3PM-5PM, Behind Closed Doors: Access-to-information Investigative Research
 with Martin Lukacs
This workshop provides a hands-on introduction to Access-to-Information (ATI) research. ATI legislation gives people rights to request documents produced by many public institutions and government branches, which usually prefer hiding them from public scrutiny. Accessing this information can generate powerful or incriminating information for campaigns or journalism. Learn how to file ATIs, step-by-step, and discuss obstacles and some tricks to get around them. Martin Lukacs is an independent journalist and editor with the Canadian Association of Labour Media.

Thursday October 3rd
6PM-8:30PM, H-937, REHTAEH PARSONS WAS MY DAUGHTER: An evening with Glen Canning (KEYNOTE event)
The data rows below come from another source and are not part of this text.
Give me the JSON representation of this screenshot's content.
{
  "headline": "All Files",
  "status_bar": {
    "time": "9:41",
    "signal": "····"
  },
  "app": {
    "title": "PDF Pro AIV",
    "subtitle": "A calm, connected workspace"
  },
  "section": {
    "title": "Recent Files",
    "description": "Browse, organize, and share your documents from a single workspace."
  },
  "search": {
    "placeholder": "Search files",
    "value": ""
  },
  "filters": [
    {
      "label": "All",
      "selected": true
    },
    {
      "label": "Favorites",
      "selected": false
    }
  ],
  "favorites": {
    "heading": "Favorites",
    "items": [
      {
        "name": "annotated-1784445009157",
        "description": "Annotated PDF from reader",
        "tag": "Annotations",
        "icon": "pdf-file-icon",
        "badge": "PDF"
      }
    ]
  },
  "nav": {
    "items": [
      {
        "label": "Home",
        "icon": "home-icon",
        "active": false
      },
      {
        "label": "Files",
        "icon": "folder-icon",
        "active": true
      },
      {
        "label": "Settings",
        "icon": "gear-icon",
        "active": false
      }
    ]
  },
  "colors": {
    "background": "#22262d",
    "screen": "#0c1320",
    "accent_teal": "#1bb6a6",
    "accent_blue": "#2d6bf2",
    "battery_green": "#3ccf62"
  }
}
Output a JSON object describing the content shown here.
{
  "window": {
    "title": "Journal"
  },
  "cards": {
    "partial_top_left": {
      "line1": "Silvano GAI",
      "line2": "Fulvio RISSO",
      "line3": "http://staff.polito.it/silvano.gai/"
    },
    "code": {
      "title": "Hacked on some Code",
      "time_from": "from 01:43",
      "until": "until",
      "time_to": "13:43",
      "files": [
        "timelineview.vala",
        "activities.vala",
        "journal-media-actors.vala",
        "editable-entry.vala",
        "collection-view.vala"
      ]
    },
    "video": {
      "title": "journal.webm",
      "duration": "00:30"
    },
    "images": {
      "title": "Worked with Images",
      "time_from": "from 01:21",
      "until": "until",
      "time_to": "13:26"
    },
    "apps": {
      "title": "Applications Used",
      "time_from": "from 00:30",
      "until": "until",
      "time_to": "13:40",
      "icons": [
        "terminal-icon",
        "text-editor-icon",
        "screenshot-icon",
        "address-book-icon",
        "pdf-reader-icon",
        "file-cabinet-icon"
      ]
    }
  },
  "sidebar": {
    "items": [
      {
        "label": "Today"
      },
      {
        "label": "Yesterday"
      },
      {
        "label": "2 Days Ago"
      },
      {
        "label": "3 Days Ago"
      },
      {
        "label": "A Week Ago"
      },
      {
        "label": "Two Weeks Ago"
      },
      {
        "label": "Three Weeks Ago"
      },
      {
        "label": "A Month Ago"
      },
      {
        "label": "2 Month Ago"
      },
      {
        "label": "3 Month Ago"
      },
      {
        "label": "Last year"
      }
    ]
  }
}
Our keynote speaker, Glen Canning, has been seeking justice for his daughter, Rehtaeh Parsons in the wake of her sexual assault and suicide death. Glen will be discussing his family’s loss and the impact of the failure of the school system and justice system to protect his daughter. He will be addressing police responses to his daughter’s sexual assault and its aftermath as well as the media and public reaction to this high profile case. Glen will share his thoughts on the cultural and political forces that normalize and excuse sexual assault, the need for publicly funded counselling and consent education as well as the role of men in challenging rape culture and sexual assault.

Friday October 4th
 8th Annual Sisters in Spirit Memorial March & Vigil for Missing & Murdered Native Women Cabot Square(corner Atwater & Sainte Catherine Streets). 
Missing Justice and the Centre for Gender Advocacy invite you to come out and show your support in Montreal this October 4th at the Annual Sisters in Spirit Memorial March and Vigil. Bridget Tolley founded the March and Vigil in 2005, which happens every year on the anniversary of her mother’s Gladys Tolley’s death. Since then, the march has been organized all across the country on that day. Marches are now held in communities across Canada, in the hundreds, with one march being held as far away as Nicaragua, showing us that the problem of Indigenous women being disproportionately affected by violence is one of colonized Nations worldwide.

*Wheelchair accessible space.
*Childcare available with 48 hours notice
*Whisper translation to French available for some events